Entries from a dataset of interfaces:

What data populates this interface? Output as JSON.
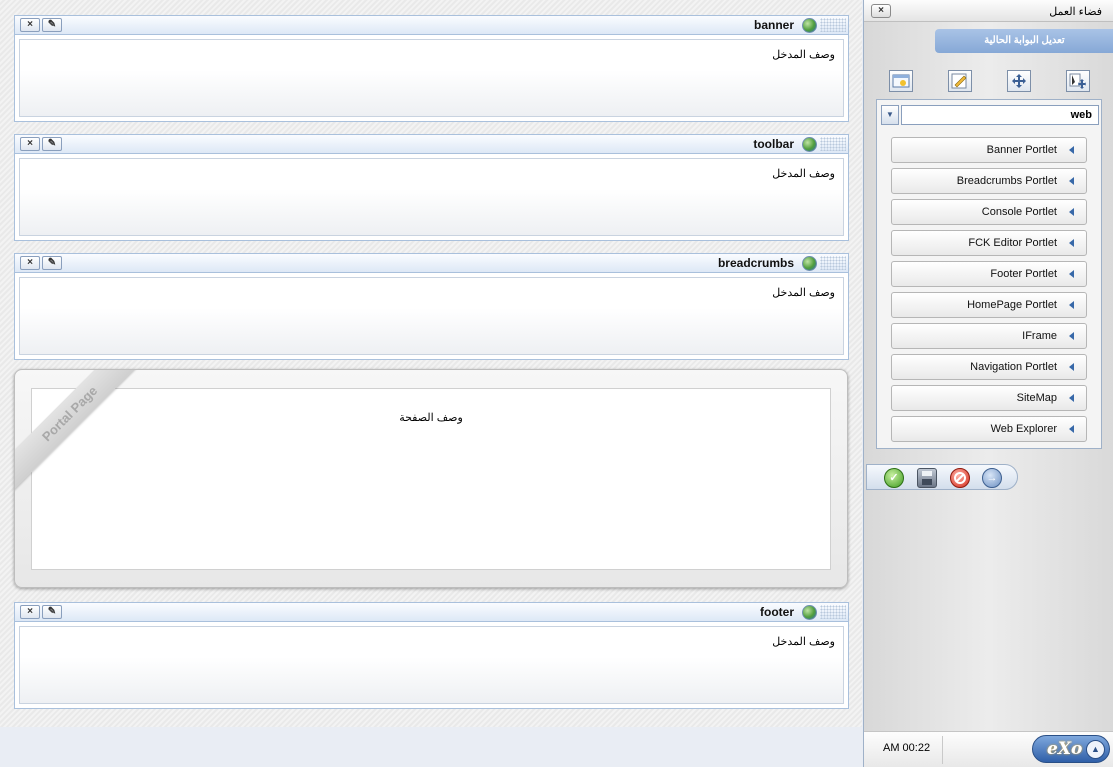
{
  "colors": {
    "accent": "#86a8d6",
    "portlet_border": "#a9c0dc",
    "list_arrow": "#3768a8"
  },
  "main": {
    "portlets": [
      {
        "title": "banner",
        "description": "وصف المدخل"
      },
      {
        "title": "toolbar",
        "description": "وصف المدخل"
      },
      {
        "title": "breadcrumbs",
        "description": "وصف المدخل"
      },
      {
        "title": "footer",
        "description": "وصف المدخل"
      }
    ],
    "portal_page": {
      "ribbon_label": "Portal Page",
      "description": "وصف الصفحة"
    }
  },
  "workspace": {
    "title": "فضاء العمل",
    "close_label": "×",
    "edit_page_label": "تعديل البوابة الحالية",
    "tools": [
      "page-info-icon",
      "edit-icon",
      "move-icon",
      "layout-icon"
    ],
    "category_select": {
      "value": "web",
      "arrow": "▼"
    },
    "portlet_items": [
      "Banner Portlet",
      "Breadcrumbs Portlet",
      "Console Portlet",
      "FCK Editor Portlet",
      "Footer Portlet",
      "HomePage Portlet",
      "IFrame",
      "Navigation Portlet",
      "SiteMap",
      "Web Explorer"
    ],
    "actions": {
      "confirm": "✓",
      "next": "→"
    }
  },
  "taskbar": {
    "clock": "AM 00:22",
    "logo": "eXo",
    "up_arrow": "▲"
  }
}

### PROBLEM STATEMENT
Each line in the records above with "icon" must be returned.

### SOLUTION TO THIS PROBLEM
      "page-info-icon",
      "edit-icon",
      "move-icon",
      "layout-icon"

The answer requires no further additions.